PROBLEM STATEMENT:
Exactly as written, set down each line of the data below except its pictures.
● ● ●
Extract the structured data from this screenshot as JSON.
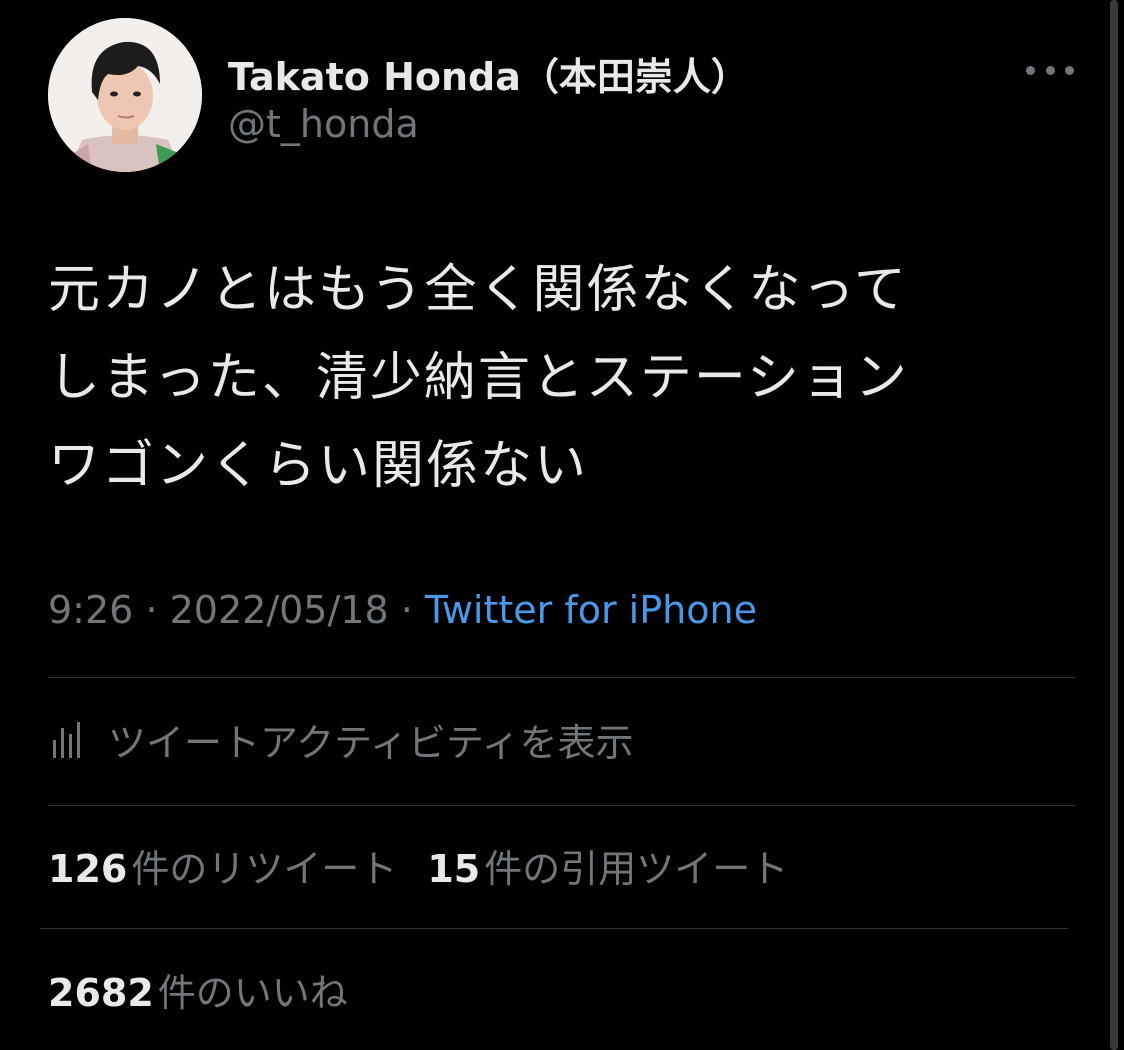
{
  "user": {
    "display_name": "Takato Honda（本田崇人）",
    "handle": "@t_honda",
    "avatar_icon": "avatar-photo"
  },
  "tweet": {
    "lines": [
      "元カノとはもう全く関係なくなって",
      "しまった、清少納言とステーション",
      "ワゴンくらい関係ない"
    ],
    "time": "9:26",
    "date": "2022/05/18",
    "separator": "·",
    "source": "Twitter for iPhone"
  },
  "activity": {
    "icon": "bar-chart-icon",
    "label": "ツイートアクティビティを表示"
  },
  "stats": {
    "retweets": {
      "count": "126",
      "label": "件のリツイート"
    },
    "quotes": {
      "count": "15",
      "label": "件の引用ツイート"
    },
    "likes": {
      "count": "2682",
      "label": "件のいいね"
    }
  },
  "colors": {
    "background": "#000000",
    "primary_text": "#e7e9ea",
    "secondary_text": "#71767b",
    "link": "#4a99e9",
    "divider": "#2f3336"
  }
}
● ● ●
SOLVED PROBLEM:
Extract the structured data from this screenshot as JSON.
{
  "user": {
    "display_name": "Takato Honda（本田崇人）",
    "handle": "@t_honda",
    "avatar_icon": "avatar-photo"
  },
  "tweet": {
    "lines": [
      "元カノとはもう全く関係なくなって",
      "しまった、清少納言とステーション",
      "ワゴンくらい関係ない"
    ],
    "time": "9:26",
    "date": "2022/05/18",
    "separator": "·",
    "source": "Twitter for iPhone"
  },
  "activity": {
    "icon": "bar-chart-icon",
    "label": "ツイートアクティビティを表示"
  },
  "stats": {
    "retweets": {
      "count": "126",
      "label": "件のリツイート"
    },
    "quotes": {
      "count": "15",
      "label": "件の引用ツイート"
    },
    "likes": {
      "count": "2682",
      "label": "件のいいね"
    }
  },
  "colors": {
    "background": "#000000",
    "primary_text": "#e7e9ea",
    "secondary_text": "#71767b",
    "link": "#4a99e9",
    "divider": "#2f3336"
  }
}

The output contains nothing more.